Nick Swisher may have had a relatively poor season in his White Sox debut, but he did manage to have at least one shining moment in 2008. Overall, he put up a .219/.332/.410 line. Though he still walked plenty of the time and managed to produce an almost identical ISO to the year before, his .251 BABIP definitely hurt his total production. Even if it had been closer to .280, still well below the average, his overall line would have looked much different, the OPS would not have been as drastically lower than the previous two seasons, and not as many would have looked down on him as they did this season. Regardless, on August 5, Nick the Stick gave us the ninth-biggest swing in win expectancy, in a game he didn’t even start!

Paul Konerko started the game at first base, hitting in the sixth spot, but was lifted after his plate appearance in the tenth inning. Swisher relieved him of his duty, and managed to record two plate appearances from the 11th-14th inning. The game graph is below:

swisher_9.png

In the bottom of the fourteenth, the Tigers sent flamethrower Joel Zumaya to the hill with an 8-6 lead, hoping to add to the Tigers win column. Zumaya had missed the first half of the season, but in his first fourteen appearances since returning from the deal, posted a 1.65 ERA. His walks and strikeouts were another story (15 BB and 16 K in those 14 outings), but he had been getting the job done. He then proceeded to give up one earned run in each of his next three outings, so his hot streak had been extinguished.
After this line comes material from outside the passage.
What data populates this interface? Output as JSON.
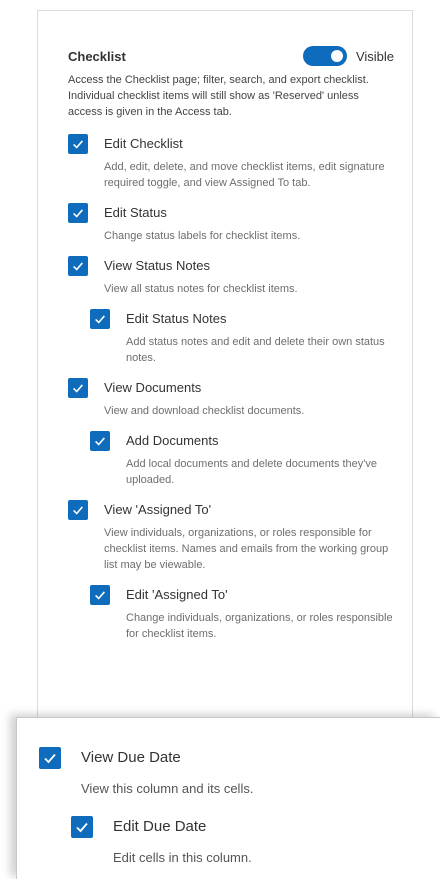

At the start of the frame, the White Sox had a 10.3% of winning the game. Orlando Cabrera greeted Zumaya with a single to left field, increasing their win expectancy to 19.9%. AJ Pierzynski then flew out, decreasing their expectancy to 11%. Carlos Quentin made up for the flyout by doubling to right field, putting runners at second and third, and giving the White Sox a 30.5% shot at actually winning the game. With one out and two runners in scoring position, Jermaine Dye hit a grounder to Edgar Renteria, who couldn’t handle the ball, allowing Cabrera to score, Quentin to move to third base, and Dye to reach base on the error.

With the score now 8-7, and runners on the corners with one out, it would take nothing more than a flyout to tie the game. In stepped Jim Thome. The White Sox now had a 47.5% chance of winning this game. Unfortunately, Thome could not get his bat on the ball, and he struck out swinging, reducing their expectancy to 21.2%. This set the stage for Nick Swisher. With two outs, runners on the corners, and an 8-7 deficit, Swisher prepared to face Zumaya. The first two pitches were balls, giving him the opportunity to sit dead-red and wait for a fastball. He then took strike one, making the count 2-1, before Zumaya reached back and delivered a fastball. Swisher jumped all over hit and sent the ball into the stands, delivering a walkoff three-run home run.

The home run, which gave the White Sox a 10-8 victory, swung the win expectancy by 78.8%, the ninth highest offensive swing from this season.




Print This Post



Eric is an accountant and statistical analyst from Philadelphia. He also covers the Phillies at Phillies Nation and can be found here on Twitter.


2 Responses to “WPA #9: Swisher’s Proud Moment”

You can follow any responses to this entry through the RSS 2.0 feed.
  1. Roman says:

    I was half expecting to see the Presidential election graphed here… could the Election 08 be WPA #1?

    Looking at Swisher’s season, I was expecting to see a large decrease in line drive % and/or an increase in FB% or IFFB%… I can’t believe they are all practically consistent with with his career… LD% actually increased.

    Seems Swisher was pretty damn unlucky. I think it would be interesting to see who was the luckiest/unluckiest players of the season.

    Vote -1 Vote +1

  2. Eric Seidman says:

    Roman, hmm… sounds like it could be a good series. I was also shocked to see Swisher’s ISO identical to a year ago, and his BB% the same. It really seems his only big differential is in the BABIP which won’t stay .251 next year.

    Vote -1 Vote +1